┏━━
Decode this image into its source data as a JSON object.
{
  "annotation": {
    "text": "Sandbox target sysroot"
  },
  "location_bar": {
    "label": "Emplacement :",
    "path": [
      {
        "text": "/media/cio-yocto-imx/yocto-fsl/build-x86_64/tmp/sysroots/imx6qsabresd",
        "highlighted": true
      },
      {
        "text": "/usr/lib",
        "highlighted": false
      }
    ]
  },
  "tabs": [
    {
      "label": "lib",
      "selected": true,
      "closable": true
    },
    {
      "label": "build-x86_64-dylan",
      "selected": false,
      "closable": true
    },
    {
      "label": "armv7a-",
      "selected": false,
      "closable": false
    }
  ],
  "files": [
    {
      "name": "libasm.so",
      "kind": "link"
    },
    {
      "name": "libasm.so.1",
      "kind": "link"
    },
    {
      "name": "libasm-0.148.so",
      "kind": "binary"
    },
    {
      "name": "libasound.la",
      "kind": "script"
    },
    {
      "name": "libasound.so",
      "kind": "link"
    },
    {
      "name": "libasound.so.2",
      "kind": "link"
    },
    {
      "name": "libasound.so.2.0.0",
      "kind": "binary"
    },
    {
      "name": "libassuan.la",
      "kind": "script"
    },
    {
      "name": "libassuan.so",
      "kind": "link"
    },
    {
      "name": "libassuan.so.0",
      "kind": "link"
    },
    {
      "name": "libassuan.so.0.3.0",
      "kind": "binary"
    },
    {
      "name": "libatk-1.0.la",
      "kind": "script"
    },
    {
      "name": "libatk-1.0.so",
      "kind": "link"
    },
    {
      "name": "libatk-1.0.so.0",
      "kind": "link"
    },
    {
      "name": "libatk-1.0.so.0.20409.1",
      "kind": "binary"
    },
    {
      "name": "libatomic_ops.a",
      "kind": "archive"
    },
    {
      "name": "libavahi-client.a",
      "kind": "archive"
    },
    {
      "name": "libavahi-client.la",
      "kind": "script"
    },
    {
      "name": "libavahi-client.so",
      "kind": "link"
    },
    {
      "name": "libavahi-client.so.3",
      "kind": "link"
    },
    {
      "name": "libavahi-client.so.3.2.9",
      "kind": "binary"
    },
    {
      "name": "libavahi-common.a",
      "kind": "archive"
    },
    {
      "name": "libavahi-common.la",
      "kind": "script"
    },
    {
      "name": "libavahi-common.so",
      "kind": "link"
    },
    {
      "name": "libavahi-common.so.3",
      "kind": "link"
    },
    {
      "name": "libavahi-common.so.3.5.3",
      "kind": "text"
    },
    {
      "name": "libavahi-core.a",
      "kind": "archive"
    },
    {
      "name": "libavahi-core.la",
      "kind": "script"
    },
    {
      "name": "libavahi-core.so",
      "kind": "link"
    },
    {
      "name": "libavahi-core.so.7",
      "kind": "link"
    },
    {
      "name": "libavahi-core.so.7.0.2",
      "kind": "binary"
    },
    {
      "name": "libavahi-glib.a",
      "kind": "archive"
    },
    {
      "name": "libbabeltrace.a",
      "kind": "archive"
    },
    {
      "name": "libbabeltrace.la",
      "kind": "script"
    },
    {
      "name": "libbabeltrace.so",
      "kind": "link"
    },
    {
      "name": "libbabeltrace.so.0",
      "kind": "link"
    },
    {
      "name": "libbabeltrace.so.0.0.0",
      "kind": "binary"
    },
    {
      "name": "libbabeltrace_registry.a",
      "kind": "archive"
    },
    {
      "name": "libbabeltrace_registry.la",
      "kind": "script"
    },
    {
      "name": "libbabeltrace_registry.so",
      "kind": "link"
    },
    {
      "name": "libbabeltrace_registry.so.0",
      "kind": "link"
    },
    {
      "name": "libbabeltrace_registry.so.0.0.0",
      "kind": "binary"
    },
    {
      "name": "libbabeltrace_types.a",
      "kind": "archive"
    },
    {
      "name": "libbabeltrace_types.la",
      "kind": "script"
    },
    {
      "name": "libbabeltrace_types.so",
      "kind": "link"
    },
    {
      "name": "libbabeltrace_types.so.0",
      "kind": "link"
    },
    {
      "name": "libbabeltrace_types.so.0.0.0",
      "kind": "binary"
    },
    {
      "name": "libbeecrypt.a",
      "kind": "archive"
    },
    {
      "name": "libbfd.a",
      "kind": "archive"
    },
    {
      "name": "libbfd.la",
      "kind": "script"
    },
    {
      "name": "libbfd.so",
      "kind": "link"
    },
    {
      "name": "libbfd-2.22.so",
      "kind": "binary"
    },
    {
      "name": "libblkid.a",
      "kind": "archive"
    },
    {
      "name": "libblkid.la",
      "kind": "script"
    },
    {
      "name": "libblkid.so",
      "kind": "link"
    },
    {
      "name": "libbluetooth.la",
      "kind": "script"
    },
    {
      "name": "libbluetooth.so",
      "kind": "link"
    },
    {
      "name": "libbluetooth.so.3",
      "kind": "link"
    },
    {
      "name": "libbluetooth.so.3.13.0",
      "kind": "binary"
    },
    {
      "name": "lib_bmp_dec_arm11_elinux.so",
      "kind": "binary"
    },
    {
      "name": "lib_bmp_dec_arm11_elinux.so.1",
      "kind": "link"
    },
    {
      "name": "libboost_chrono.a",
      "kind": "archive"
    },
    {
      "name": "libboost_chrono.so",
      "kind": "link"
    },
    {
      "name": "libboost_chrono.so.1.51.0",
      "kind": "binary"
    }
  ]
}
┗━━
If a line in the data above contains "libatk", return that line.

### [EXERCISE SOLUTION]
      "name": "libatk-1.0.la",
      "name": "libatk-1.0.so",
      "name": "libatk-1.0.so.0",
      "name": "libatk-1.0.so.0.20409.1",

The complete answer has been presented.